The Creolization of American Culture: William Sidney Mount and the Roots of Blackface Minstrelsy by Christopher J. Smith has been awarded the Irving Lowens Book Award by the Society for American Music (SAM).
The SAM award committee had this statement upon the announcement of the honor:
[The Creolization of American Culture] comfortably disrupts our contextual understanding of minstrelsy and the points of cultural transference between black and white musicians in nineteenth-century America. Significantly, [Smith] employs the term creolization, the mixture of cultures, instead of insisting on the equal-but-separate racial paradigm, while always giving agency to African-Caribbean-American musicians. The book combines a careful critical overview of the existing literature on minstrelsy, close analysis of a wide variety of historical sources (especially of works of visual art), and a thorough knowledge of musical style and performance techniques to provide a persuasive demonstration that early minstrel culture created a vernacular style rooted in the working class, a style that integrated Anglo-Celtic and Afro-Caribbean practices into an original synthesis.
A paperback edition of The Creolization of American Culture was released in the fall.
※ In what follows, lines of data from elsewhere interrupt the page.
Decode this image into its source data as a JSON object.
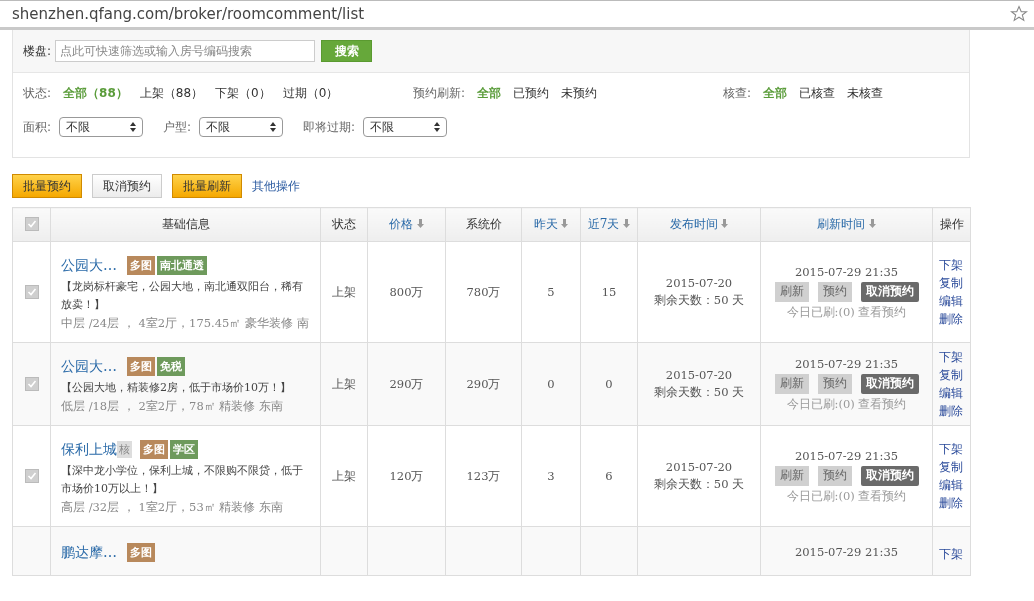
{
  "address_bar": {
    "url": "shenzhen.qfang.com/broker/roomcomment/list"
  },
  "search": {
    "label": "楼盘:",
    "placeholder": "点此可快速筛选或输入房号编码搜索",
    "button": "搜索"
  },
  "filters": [
    {
      "label": "状态:",
      "options": [
        {
          "label": "全部（88）",
          "selected": true
        },
        {
          "label": "上架（88）",
          "selected": false
        },
        {
          "label": "下架（0）",
          "selected": false
        },
        {
          "label": "过期（0）",
          "selected": false
        }
      ]
    },
    {
      "label": "预约刷新:",
      "options": [
        {
          "label": "全部",
          "selected": true
        },
        {
          "label": "已预约",
          "selected": false
        },
        {
          "label": "未预约",
          "selected": false
        }
      ]
    },
    {
      "label": "核查:",
      "options": [
        {
          "label": "全部",
          "selected": true
        },
        {
          "label": "已核查",
          "selected": false
        },
        {
          "label": "未核查",
          "selected": false
        }
      ]
    }
  ],
  "selects": [
    {
      "label": "面积:",
      "value": "不限"
    },
    {
      "label": "户型:",
      "value": "不限"
    },
    {
      "label": "即将过期:",
      "value": "不限"
    }
  ],
  "actions": [
    {
      "label": "批量预约",
      "kind": "primary"
    },
    {
      "label": "取消预约",
      "kind": "plain"
    },
    {
      "label": "批量刷新",
      "kind": "primary"
    },
    {
      "label": "其他操作",
      "kind": "link"
    }
  ],
  "table": {
    "select_all_checked": true,
    "columns": [
      {
        "label": "基础信息",
        "sortable": false
      },
      {
        "label": "状态",
        "sortable": false
      },
      {
        "label": "价格",
        "sortable": true
      },
      {
        "label": "系统价",
        "sortable": false
      },
      {
        "label": "昨天",
        "sortable": true
      },
      {
        "label": "近7天",
        "sortable": true
      },
      {
        "label": "发布时间",
        "sortable": true
      },
      {
        "label": "刷新时间",
        "sortable": true
      },
      {
        "label": "操作",
        "sortable": false
      }
    ],
    "rows": [
      {
        "checked": true,
        "title": "公园大…",
        "verified": null,
        "tags": [
          {
            "label": "多图",
            "color": "#b8895c"
          },
          {
            "label": "南北通透",
            "color": "#6e9a5c"
          }
        ],
        "description": "【龙岗标杆豪宅，公园大地，南北通双阳台，稀有放卖！】",
        "detail": "中层 /24层 ， 4室2厅，175.45㎡ 豪华装修 南",
        "status": "上架",
        "price": "800万",
        "system_price": "780万",
        "yesterday": "5",
        "week": "15",
        "publish_date": "2015-07-20",
        "remaining": "剩余天数：50 天",
        "refresh_time": "2015-07-29 21:35",
        "buttons": [
          {
            "label": "刷新",
            "kind": "gray"
          },
          {
            "label": "预约",
            "kind": "gray"
          },
          {
            "label": "取消预约",
            "kind": "dark"
          }
        ],
        "today": "今日已刷:(0)",
        "view_link": "查看预约",
        "ops": [
          "下架",
          "复制",
          "编辑",
          "删除"
        ]
      },
      {
        "checked": true,
        "title": "公园大…",
        "verified": null,
        "tags": [
          {
            "label": "多图",
            "color": "#b8895c"
          },
          {
            "label": "免税",
            "color": "#6e9a5c"
          }
        ],
        "description": "【公园大地，精装修2房，低于市场价10万！】",
        "detail": "低层 /18层 ， 2室2厅，78㎡ 精装修 东南",
        "status": "上架",
        "price": "290万",
        "system_price": "290万",
        "yesterday": "0",
        "week": "0",
        "publish_date": "2015-07-20",
        "remaining": "剩余天数：50 天",
        "refresh_time": "2015-07-29 21:35",
        "buttons": [
          {
            "label": "刷新",
            "kind": "gray"
          },
          {
            "label": "预约",
            "kind": "gray"
          },
          {
            "label": "取消预约",
            "kind": "dark"
          }
        ],
        "today": "今日已刷:(0)",
        "view_link": "查看预约",
        "ops": [
          "下架",
          "复制",
          "编辑",
          "删除"
        ]
      },
      {
        "checked": true,
        "title": "保利上城",
        "verified": "核",
        "tags": [
          {
            "label": "多图",
            "color": "#b8895c"
          },
          {
            "label": "学区",
            "color": "#6e9a5c"
          }
        ],
        "description": "【深中龙小学位，保利上城，不限购不限贷，低于市场价10万以上！】",
        "detail": "高层 /32层 ， 1室2厅，53㎡ 精装修 东南",
        "status": "上架",
        "price": "120万",
        "system_price": "123万",
        "yesterday": "3",
        "week": "6",
        "publish_date": "2015-07-20",
        "remaining": "剩余天数：50 天",
        "refresh_time": "2015-07-29 21:35",
        "buttons": [
          {
            "label": "刷新",
            "kind": "gray"
          },
          {
            "label": "预约",
            "kind": "gray"
          },
          {
            "label": "取消预约",
            "kind": "dark"
          }
        ],
        "today": "今日已刷:(0)",
        "view_link": "查看预约",
        "ops": [
          "下架",
          "复制",
          "编辑",
          "删除"
        ]
      },
      {
        "title": "鹏达摩…",
        "verified": null,
        "tags": [
          {
            "label": "多图",
            "color": "#b8895c"
          }
        ],
        "refresh_time": "2015-07-29 21:35",
        "ops": [
          "下架"
        ]
      }
    ]
  }
}
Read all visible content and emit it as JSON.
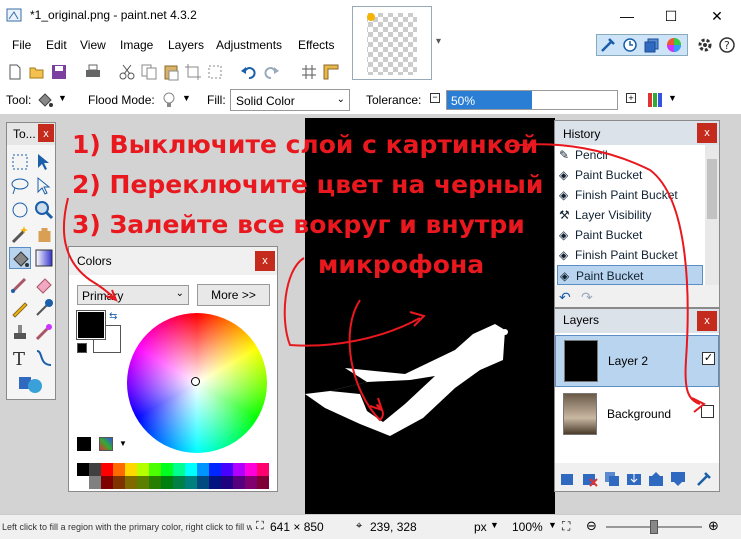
{
  "window": {
    "title": "*1_original.png - paint.net 4.3.2",
    "min": "—",
    "max": "☐",
    "close": "✕"
  },
  "menu": [
    "File",
    "Edit",
    "View",
    "Image",
    "Layers",
    "Adjustments",
    "Effects"
  ],
  "toolbar2": {
    "tool_label": "Tool:",
    "flood_label": "Flood Mode:",
    "fill_label": "Fill:",
    "fill_value": "Solid Color",
    "tolerance_label": "Tolerance:",
    "tolerance_value": "50%",
    "tolerance_fraction": 0.5
  },
  "tools_panel": {
    "title": "To..."
  },
  "colors_panel": {
    "title": "Colors",
    "close": "x",
    "mode": "Primary",
    "more_button": "More >>",
    "primary_color": "#000000",
    "secondary_color": "#ffffff"
  },
  "history_panel": {
    "title": "History",
    "close": "x",
    "items": [
      "Pencil",
      "Paint Bucket",
      "Finish Paint Bucket",
      "Layer Visibility",
      "Paint Bucket",
      "Finish Paint Bucket",
      "Paint Bucket"
    ],
    "selected_index": 6
  },
  "layers_panel": {
    "title": "Layers",
    "close": "x",
    "layers": [
      {
        "name": "Layer 2",
        "visible": true,
        "selected": true
      },
      {
        "name": "Background",
        "visible": false,
        "selected": false
      }
    ]
  },
  "annotations": {
    "line1": "1) Выключите слой с картинкой",
    "line2": "2) Переключите цвет на черный",
    "line3": "3) Залейте все вокруг и внутри",
    "line4": "микрофона"
  },
  "status": {
    "hint": "Left click to fill a region with the primary color, right click to fill with the s...",
    "image_size": "641 × 850",
    "cursor_pos": "239, 328",
    "units": "px",
    "zoom": "100%"
  }
}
You can read an interview about the book with author Christopher J. Smith here.